PROVIDED INFORMATION below:
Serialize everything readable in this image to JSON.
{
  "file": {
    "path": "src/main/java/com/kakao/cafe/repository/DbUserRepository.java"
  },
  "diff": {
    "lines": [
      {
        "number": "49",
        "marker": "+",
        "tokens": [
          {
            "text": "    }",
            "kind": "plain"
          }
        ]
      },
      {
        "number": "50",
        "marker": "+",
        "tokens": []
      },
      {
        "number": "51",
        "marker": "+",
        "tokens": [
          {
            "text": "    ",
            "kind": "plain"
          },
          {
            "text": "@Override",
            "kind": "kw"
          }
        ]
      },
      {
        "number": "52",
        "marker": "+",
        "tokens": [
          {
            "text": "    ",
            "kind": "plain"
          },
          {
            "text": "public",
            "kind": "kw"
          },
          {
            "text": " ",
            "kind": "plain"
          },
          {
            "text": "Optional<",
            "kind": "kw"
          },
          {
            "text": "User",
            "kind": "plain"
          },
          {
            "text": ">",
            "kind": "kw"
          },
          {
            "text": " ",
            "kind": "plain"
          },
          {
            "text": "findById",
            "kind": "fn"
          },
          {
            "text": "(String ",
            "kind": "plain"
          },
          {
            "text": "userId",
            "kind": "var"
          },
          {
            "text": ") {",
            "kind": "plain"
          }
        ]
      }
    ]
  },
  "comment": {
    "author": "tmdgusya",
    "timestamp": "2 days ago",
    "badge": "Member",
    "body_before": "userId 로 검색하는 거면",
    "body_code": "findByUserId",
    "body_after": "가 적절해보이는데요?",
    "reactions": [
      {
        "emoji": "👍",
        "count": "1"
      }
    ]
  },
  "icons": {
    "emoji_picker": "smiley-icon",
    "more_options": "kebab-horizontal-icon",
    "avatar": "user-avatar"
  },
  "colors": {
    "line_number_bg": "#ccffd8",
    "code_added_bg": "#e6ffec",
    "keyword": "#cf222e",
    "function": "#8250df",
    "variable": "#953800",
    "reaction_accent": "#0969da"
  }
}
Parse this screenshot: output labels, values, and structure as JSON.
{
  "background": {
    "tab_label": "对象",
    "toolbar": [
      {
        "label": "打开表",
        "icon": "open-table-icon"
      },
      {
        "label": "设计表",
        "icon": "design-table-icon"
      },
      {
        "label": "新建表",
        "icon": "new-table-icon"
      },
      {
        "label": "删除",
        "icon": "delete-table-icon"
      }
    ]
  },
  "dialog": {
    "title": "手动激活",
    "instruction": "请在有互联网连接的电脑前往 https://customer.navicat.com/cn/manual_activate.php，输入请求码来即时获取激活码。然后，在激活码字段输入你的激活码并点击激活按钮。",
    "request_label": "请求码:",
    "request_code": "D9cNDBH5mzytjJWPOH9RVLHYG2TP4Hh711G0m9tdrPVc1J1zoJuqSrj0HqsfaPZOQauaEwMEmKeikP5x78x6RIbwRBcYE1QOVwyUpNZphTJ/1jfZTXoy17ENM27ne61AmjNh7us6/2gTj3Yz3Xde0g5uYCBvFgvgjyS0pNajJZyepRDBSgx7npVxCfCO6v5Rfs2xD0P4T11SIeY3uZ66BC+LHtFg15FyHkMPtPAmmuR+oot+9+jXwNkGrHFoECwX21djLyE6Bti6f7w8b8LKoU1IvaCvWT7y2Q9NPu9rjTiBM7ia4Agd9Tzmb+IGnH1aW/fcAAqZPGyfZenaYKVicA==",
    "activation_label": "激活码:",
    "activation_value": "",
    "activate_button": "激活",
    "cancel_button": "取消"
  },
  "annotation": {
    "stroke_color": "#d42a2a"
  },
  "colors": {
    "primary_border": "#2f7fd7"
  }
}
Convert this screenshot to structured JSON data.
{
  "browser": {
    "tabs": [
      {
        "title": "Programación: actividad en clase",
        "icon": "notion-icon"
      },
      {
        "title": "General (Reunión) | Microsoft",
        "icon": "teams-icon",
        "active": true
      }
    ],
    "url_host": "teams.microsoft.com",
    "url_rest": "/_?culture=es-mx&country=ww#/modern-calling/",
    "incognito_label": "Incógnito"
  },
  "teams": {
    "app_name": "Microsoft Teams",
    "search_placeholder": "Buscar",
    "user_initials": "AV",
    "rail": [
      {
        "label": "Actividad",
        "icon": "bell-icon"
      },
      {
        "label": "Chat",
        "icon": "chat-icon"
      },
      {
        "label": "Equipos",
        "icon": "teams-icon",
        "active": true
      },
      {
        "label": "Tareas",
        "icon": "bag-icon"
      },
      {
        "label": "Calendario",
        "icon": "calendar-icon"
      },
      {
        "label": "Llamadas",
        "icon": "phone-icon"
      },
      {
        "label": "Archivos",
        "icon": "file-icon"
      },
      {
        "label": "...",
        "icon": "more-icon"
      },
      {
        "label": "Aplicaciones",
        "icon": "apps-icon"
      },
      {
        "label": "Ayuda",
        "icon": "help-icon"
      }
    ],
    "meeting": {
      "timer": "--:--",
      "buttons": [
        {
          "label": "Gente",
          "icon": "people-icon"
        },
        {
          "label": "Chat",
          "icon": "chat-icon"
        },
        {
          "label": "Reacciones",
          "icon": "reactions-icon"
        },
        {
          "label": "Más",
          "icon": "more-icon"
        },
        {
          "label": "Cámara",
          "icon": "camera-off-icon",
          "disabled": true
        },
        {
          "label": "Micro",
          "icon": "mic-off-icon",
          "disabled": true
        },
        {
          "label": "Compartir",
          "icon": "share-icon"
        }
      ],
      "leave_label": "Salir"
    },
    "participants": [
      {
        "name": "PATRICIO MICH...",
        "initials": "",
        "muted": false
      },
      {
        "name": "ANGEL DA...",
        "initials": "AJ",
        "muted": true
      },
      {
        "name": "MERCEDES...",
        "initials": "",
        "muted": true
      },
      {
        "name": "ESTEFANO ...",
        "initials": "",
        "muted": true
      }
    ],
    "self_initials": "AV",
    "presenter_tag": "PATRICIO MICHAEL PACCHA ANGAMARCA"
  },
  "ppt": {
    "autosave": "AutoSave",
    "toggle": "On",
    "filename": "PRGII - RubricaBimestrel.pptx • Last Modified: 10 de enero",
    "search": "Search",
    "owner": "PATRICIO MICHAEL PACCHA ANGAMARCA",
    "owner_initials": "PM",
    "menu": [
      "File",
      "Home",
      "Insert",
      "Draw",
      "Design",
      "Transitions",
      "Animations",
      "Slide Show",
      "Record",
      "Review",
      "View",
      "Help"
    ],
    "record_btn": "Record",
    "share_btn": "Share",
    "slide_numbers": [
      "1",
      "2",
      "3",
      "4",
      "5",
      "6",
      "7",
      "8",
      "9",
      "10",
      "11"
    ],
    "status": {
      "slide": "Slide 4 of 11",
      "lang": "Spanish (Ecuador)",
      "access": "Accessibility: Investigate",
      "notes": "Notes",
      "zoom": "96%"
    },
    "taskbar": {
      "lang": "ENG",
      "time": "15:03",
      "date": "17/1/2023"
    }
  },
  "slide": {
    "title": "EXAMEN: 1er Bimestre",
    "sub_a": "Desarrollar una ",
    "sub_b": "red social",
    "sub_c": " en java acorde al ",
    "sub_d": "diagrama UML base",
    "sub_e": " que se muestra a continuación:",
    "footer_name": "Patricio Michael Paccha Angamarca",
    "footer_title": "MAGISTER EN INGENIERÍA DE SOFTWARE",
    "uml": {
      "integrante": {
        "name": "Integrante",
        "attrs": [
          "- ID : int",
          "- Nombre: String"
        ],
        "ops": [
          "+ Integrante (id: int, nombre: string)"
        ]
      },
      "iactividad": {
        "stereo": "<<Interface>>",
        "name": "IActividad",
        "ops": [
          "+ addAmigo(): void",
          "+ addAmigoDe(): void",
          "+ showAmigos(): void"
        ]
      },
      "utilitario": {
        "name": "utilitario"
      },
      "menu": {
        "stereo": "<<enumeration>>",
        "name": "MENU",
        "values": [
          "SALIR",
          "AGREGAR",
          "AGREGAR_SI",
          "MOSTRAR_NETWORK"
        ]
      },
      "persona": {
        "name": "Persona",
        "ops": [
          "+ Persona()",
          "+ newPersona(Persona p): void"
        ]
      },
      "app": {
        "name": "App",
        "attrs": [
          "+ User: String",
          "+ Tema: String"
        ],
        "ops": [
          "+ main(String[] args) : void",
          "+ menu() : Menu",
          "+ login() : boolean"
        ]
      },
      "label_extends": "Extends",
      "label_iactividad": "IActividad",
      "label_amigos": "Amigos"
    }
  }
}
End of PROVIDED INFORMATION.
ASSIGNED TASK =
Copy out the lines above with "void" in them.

EXERCISE OUTPUT =
          "+ addAmigo(): void",
          "+ addAmigoDe(): void",
          "+ showAmigos(): void"
          "+ newPersona(Persona p): void"
          "+ main(String[] args) : void",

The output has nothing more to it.